How does the referendum work?

Community support is essential before any neighbourhood plan is adopted and used in planning decisions. If the Neighbourhood Plan is found to be satisfactory with modifications at examination then Wealden will arrange for a referendum to take place. At referendum members of the community will have the final say in voting for or against the neighbourhood planning document.

If the majority of those who vote support the document, Wealden District Council are required to adopt it. If the majority votes against, the District Council and SDNPA would not be able to adopt the document.

Guidance available via the links in our Wealden Guide to Neighbourhood Planning and Questionnaire offers advice on generating community buy-in in the early stages of plan preparation and ensuring that plan makers respond appropriately to comments they receive during the plan-making process.

The local planning authorities have produced documents that may be of use to neighbourhood planning. Can communities use these documents?

Wealden District Council have produced and commissioned evidence as part of the production process of developing Local Plan documents including the emerging Wealden Local Plan. These evidence base documents can be found on the Planning Policy pages of the website.

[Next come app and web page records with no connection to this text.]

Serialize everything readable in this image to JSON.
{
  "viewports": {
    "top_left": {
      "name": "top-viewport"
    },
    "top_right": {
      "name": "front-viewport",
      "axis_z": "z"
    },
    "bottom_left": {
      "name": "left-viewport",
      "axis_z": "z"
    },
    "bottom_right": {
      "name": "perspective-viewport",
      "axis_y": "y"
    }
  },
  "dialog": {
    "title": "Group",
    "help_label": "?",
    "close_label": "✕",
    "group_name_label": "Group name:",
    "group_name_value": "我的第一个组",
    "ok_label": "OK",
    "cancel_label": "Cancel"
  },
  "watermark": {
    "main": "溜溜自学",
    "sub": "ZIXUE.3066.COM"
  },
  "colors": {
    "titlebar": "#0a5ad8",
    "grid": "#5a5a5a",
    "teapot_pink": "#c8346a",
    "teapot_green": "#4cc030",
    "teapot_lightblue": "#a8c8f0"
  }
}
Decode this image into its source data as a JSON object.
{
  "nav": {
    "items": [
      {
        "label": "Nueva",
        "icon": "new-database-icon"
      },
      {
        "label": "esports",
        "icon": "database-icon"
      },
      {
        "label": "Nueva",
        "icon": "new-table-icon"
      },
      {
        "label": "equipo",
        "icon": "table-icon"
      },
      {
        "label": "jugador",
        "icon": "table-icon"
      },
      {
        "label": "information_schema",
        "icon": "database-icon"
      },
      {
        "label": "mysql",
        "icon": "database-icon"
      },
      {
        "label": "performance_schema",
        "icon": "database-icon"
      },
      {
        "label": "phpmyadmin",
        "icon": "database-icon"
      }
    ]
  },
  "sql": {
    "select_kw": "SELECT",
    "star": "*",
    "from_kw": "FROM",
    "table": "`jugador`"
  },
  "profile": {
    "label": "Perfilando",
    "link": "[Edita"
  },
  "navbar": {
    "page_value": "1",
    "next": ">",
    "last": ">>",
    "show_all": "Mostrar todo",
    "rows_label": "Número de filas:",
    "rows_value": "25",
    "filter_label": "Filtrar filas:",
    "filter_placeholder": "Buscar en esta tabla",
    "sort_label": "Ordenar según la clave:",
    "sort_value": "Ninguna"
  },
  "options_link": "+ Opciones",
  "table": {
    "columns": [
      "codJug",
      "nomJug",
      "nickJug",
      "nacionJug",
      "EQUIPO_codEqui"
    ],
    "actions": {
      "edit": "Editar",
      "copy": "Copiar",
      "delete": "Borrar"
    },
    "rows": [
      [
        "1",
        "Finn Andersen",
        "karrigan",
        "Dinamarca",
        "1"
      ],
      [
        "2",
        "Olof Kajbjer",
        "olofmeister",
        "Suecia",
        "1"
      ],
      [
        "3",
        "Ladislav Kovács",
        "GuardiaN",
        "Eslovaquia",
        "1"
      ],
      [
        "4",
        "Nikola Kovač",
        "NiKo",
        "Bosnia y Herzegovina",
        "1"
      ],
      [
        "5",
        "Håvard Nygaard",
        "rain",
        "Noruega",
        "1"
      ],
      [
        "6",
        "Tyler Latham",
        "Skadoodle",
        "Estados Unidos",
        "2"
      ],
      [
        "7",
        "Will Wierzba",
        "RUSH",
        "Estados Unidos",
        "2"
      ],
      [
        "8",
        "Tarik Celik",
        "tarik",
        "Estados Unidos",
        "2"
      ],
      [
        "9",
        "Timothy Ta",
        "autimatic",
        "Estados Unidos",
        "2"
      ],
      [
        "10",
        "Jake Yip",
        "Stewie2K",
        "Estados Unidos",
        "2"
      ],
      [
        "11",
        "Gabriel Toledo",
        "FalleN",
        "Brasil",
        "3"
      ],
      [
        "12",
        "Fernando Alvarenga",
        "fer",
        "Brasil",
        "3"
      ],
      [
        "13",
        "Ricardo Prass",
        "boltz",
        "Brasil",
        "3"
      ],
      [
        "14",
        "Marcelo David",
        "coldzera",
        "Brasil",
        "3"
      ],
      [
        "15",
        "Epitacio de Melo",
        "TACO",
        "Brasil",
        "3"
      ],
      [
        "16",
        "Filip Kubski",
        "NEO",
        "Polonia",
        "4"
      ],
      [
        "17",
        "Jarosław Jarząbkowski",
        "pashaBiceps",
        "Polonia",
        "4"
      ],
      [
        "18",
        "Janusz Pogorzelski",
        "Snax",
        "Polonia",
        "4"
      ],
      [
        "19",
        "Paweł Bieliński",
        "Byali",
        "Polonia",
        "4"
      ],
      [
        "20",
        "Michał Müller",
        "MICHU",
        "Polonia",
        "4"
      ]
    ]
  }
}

Where can I find additional information on neighbourhood planning?

There is a range of information available on Wealden’s neighbourhood planning resources webpage, including a Wealden Guide to Neighbourhood Planning and Questionnaire. We have also reviewed the best available information and guides from Government, other local authorities, and organisations including charities and have provided links to these. This resource is updated as and when new information and guidance becomes available.

Wealden District Council is happy to support communities developing neighbourhood plans. In addition, the following organisations support neighbourhood planning: